Other hybridizations follow the same format.

Let's look at sp2 hybridization:

There are two ways to form sp2 hybrid orbitals that result in two types of bonding. 1) hybridization of an element with three valence electrons in its outer shell, like boron will yield three full sp2 hybrid orbitals and no left over electrons.


or if the atom has more than three valence electrons in its outer shell three of the electron orbitals hybridize and one of the p orbitals remains unhybridized:


It is the unhybridized p orbitals that then form pi bonds for double bonding:

Double bond

Now let's look at sp hybridization:

Again there are two ways to form sp hybrids. The first can be formed from an element with two valence electrons in its outer shell, like lithium:


The second way is to form the hybrid orbitals from an element with more than two valence electrons in its outer shell, but leave some of those electrons unhybridized:

sp hybrids

Just as with the sp2 hybrids the unhybridized electrons can then form pi bonds. In the case of carbon, the two unhybridized p orbital electrons form two pi bonds which results in a triple bond structure:

Triple bond Structure


The table below summarizes the relationship between valence bond theory (hybridization) and electron pair geometry. Both of these designations can be assigned simply by counting the number of groups (bonds or lone pairs) attached to a central atom.

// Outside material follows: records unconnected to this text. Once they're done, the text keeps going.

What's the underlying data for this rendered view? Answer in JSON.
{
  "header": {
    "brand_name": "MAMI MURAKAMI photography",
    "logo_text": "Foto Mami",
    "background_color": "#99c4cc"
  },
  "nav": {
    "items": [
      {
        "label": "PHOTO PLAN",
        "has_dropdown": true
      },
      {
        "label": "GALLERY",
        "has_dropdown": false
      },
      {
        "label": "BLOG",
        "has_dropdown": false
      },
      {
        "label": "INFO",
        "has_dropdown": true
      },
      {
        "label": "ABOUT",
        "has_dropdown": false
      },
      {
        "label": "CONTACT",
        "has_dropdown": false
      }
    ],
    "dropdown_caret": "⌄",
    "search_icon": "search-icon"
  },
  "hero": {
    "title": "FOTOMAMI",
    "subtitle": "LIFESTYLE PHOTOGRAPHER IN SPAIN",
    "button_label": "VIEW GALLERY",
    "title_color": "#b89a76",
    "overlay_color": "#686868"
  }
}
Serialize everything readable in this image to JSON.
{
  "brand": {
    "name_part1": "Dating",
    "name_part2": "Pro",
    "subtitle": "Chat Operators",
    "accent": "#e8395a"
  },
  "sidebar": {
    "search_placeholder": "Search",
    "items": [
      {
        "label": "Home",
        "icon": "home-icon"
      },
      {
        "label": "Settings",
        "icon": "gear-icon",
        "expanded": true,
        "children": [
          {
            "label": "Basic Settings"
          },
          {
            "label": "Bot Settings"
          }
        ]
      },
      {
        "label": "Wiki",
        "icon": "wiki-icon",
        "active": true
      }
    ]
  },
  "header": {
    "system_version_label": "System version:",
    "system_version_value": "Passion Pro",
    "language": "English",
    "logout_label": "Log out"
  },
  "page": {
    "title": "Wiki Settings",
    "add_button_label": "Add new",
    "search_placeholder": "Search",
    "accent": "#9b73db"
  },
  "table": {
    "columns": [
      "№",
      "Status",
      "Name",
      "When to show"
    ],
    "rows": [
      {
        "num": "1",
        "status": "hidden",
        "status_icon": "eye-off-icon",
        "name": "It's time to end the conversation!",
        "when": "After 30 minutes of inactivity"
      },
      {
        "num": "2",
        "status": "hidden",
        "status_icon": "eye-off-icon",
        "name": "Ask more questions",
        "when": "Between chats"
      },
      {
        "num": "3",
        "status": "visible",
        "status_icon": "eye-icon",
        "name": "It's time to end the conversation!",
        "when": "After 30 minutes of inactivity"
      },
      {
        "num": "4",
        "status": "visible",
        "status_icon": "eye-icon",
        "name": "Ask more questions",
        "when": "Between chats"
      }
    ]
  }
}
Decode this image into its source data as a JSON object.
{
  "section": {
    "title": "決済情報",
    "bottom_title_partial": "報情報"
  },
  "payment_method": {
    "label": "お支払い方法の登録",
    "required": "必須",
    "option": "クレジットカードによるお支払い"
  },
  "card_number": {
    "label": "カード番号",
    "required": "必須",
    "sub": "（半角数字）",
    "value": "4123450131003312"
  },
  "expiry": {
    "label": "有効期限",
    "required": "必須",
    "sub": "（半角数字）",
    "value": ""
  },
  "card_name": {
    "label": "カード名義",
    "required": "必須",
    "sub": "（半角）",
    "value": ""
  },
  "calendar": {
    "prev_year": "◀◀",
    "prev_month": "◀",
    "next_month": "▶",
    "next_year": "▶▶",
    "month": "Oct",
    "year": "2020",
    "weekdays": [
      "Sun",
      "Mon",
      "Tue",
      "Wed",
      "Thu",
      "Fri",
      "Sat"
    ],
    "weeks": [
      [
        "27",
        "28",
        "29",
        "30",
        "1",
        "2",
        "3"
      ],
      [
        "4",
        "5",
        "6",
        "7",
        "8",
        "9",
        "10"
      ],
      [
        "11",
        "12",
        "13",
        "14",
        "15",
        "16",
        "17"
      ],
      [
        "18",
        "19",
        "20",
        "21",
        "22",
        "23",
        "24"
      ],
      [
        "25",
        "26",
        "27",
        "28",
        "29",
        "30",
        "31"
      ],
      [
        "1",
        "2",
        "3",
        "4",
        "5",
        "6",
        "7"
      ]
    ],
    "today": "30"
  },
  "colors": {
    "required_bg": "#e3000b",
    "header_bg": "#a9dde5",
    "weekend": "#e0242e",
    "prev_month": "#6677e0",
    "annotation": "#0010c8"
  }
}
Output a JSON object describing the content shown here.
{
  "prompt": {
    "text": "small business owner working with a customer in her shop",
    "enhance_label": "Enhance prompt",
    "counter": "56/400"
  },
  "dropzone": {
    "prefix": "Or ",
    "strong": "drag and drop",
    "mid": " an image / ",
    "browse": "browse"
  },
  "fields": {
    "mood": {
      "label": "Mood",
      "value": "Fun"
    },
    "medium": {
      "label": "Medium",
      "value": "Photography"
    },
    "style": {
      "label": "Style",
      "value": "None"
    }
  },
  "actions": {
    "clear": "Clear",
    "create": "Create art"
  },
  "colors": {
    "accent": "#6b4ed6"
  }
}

Number of Groups Attached to a Central Atom Description and 3-Dimensional Shape
Two Groups...sp sp
Three Groups...sp2 sp2
Four Groups...sp3 sp3
Five Groups...sp3d sp3d
Six Groups...sp3d2 sp3d2